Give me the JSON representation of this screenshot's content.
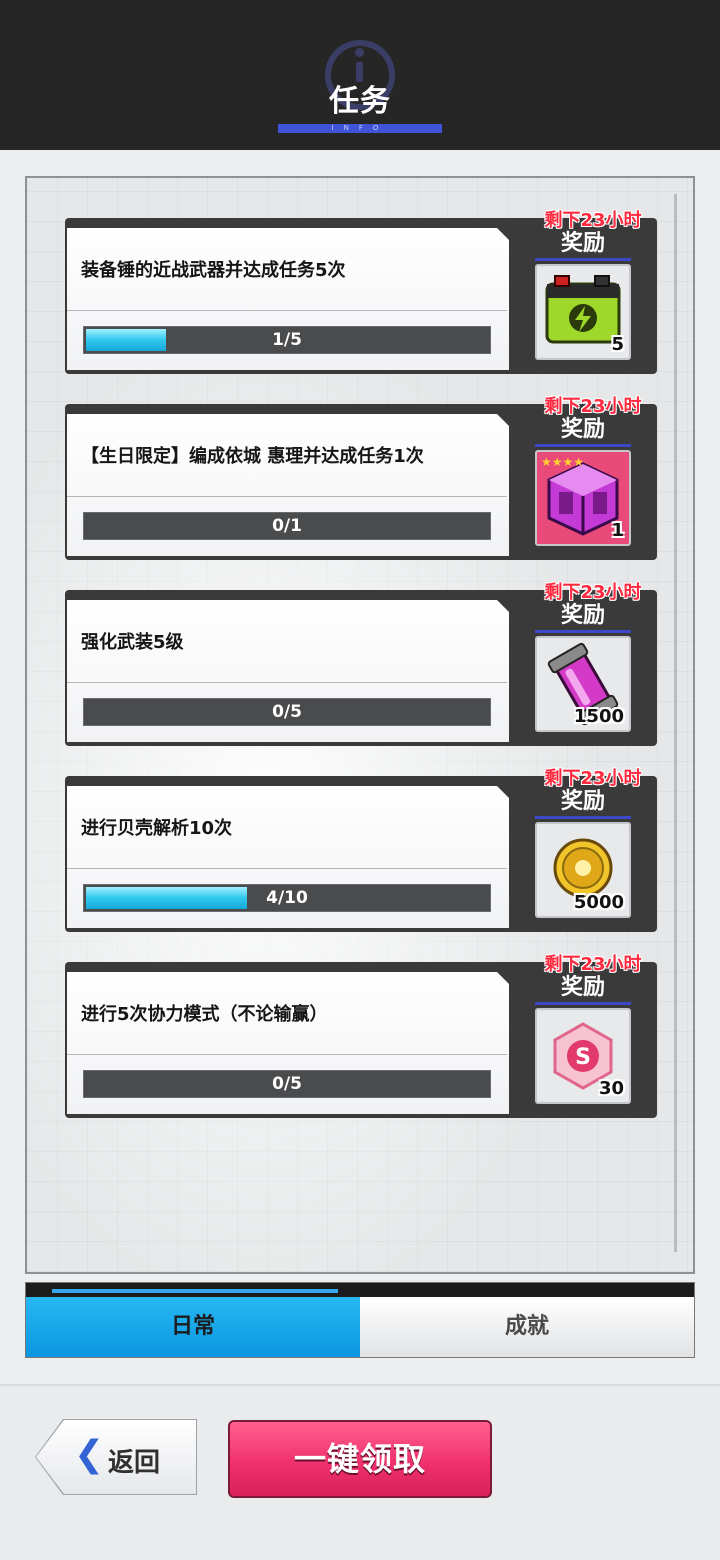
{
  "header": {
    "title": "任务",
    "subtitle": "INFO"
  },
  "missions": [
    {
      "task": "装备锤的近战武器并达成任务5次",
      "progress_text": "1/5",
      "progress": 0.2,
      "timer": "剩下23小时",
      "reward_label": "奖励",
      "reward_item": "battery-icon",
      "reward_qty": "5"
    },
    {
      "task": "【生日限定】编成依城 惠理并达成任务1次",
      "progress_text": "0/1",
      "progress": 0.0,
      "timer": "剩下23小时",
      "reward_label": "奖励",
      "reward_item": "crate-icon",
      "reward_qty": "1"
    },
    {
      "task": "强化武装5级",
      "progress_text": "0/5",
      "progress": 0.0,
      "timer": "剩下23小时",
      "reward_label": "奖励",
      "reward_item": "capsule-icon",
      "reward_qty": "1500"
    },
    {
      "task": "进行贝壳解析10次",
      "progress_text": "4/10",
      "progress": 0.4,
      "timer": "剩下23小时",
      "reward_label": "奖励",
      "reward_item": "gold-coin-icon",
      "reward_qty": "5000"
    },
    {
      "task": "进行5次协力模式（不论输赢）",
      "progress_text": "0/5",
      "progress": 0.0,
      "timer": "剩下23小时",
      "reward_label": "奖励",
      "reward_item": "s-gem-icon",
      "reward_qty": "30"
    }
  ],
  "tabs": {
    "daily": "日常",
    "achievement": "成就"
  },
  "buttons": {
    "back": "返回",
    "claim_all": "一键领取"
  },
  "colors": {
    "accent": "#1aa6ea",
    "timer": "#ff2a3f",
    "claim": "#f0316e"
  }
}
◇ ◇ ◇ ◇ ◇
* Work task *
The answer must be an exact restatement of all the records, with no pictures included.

* Result below *
Give me the JSON representation of this screenshot's content.
{
  "header": {
    "title": "任务",
    "subtitle": "INFO"
  },
  "missions": [
    {
      "task": "装备锤的近战武器并达成任务5次",
      "progress_text": "1/5",
      "progress": 0.2,
      "timer": "剩下23小时",
      "reward_label": "奖励",
      "reward_item": "battery-icon",
      "reward_qty": "5"
    },
    {
      "task": "【生日限定】编成依城 惠理并达成任务1次",
      "progress_text": "0/1",
      "progress": 0.0,
      "timer": "剩下23小时",
      "reward_label": "奖励",
      "reward_item": "crate-icon",
      "reward_qty": "1"
    },
    {
      "task": "强化武装5级",
      "progress_text": "0/5",
      "progress": 0.0,
      "timer": "剩下23小时",
      "reward_label": "奖励",
      "reward_item": "capsule-icon",
      "reward_qty": "1500"
    },
    {
      "task": "进行贝壳解析10次",
      "progress_text": "4/10",
      "progress": 0.4,
      "timer": "剩下23小时",
      "reward_label": "奖励",
      "reward_item": "gold-coin-icon",
      "reward_qty": "5000"
    },
    {
      "task": "进行5次协力模式（不论输赢）",
      "progress_text": "0/5",
      "progress": 0.0,
      "timer": "剩下23小时",
      "reward_label": "奖励",
      "reward_item": "s-gem-icon",
      "reward_qty": "30"
    }
  ],
  "tabs": {
    "daily": "日常",
    "achievement": "成就"
  },
  "buttons": {
    "back": "返回",
    "claim_all": "一键领取"
  },
  "colors": {
    "accent": "#1aa6ea",
    "timer": "#ff2a3f",
    "claim": "#f0316e"
  }
}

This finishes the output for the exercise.